--- START ---
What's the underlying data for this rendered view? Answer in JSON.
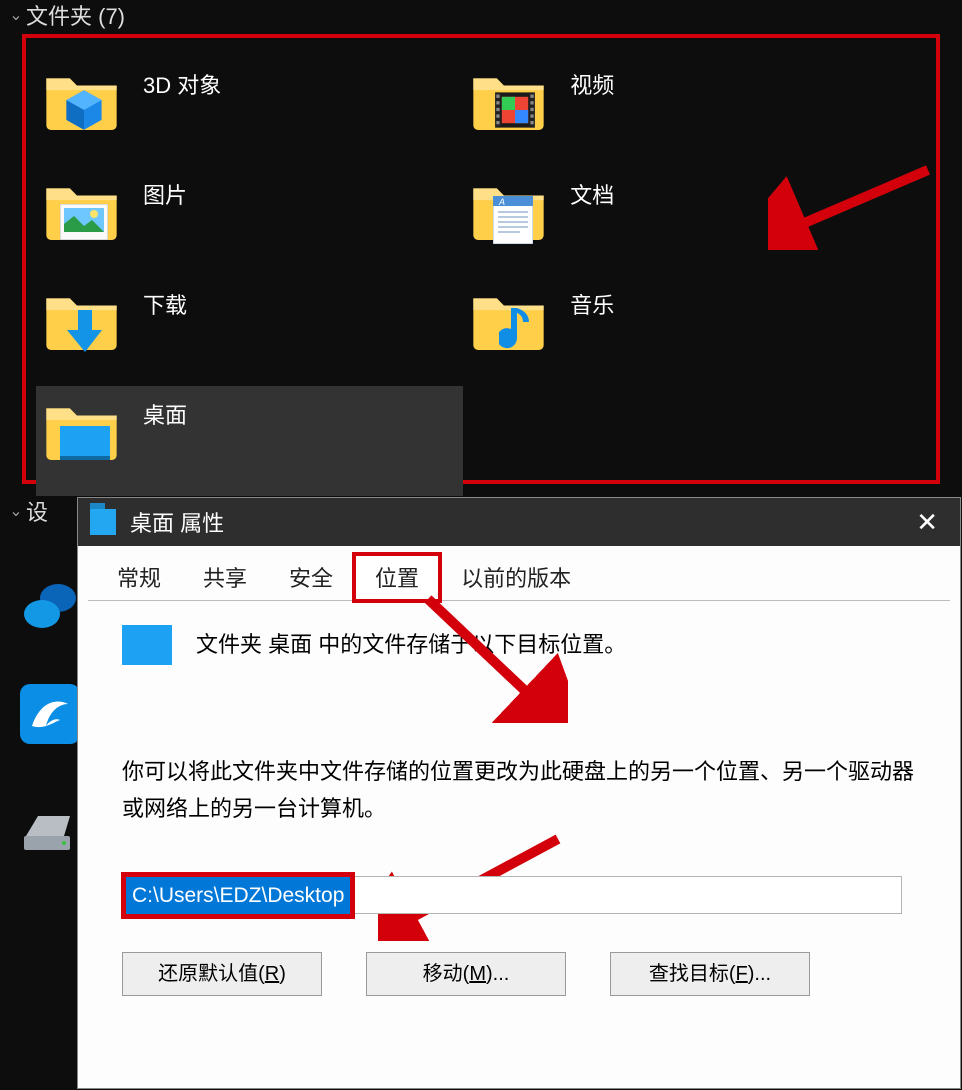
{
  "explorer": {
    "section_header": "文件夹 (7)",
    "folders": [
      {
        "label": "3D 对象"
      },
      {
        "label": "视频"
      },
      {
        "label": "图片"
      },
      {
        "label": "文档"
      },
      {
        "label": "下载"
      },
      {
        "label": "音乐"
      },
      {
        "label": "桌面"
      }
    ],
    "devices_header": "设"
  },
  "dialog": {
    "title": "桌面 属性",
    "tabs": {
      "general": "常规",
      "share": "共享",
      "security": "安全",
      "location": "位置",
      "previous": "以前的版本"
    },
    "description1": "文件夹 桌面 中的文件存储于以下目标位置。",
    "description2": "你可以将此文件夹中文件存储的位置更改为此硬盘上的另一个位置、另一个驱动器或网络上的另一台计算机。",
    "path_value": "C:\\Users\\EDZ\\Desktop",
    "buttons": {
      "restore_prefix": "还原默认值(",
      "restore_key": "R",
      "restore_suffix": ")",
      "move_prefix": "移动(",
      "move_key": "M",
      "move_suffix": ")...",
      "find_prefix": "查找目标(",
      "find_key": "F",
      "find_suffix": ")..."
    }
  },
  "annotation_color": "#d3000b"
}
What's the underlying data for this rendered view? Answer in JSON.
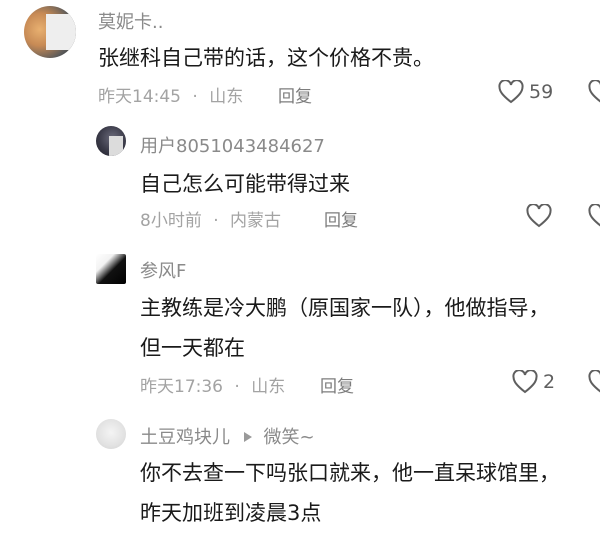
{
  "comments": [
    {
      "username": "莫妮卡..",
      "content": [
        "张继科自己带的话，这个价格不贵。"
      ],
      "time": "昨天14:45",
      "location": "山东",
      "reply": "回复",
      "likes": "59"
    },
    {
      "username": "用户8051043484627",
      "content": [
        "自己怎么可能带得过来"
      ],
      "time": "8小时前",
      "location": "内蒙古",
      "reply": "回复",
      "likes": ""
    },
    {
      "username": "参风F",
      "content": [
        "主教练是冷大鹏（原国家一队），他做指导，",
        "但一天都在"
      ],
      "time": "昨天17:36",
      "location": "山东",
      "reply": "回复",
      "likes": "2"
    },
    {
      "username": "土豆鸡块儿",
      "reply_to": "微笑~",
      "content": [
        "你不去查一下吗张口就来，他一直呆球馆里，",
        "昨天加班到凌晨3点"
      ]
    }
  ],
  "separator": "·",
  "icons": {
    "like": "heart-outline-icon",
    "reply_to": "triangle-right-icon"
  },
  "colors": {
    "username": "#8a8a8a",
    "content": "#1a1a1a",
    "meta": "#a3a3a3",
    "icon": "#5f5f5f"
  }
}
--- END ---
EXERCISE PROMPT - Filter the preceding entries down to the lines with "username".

RESPONSE AREA -
      "username": "莫妮卡..",
      "username": "用户8051043484627",
      "username": "参风F",
      "username": "土豆鸡块儿",
    "username": "#8a8a8a",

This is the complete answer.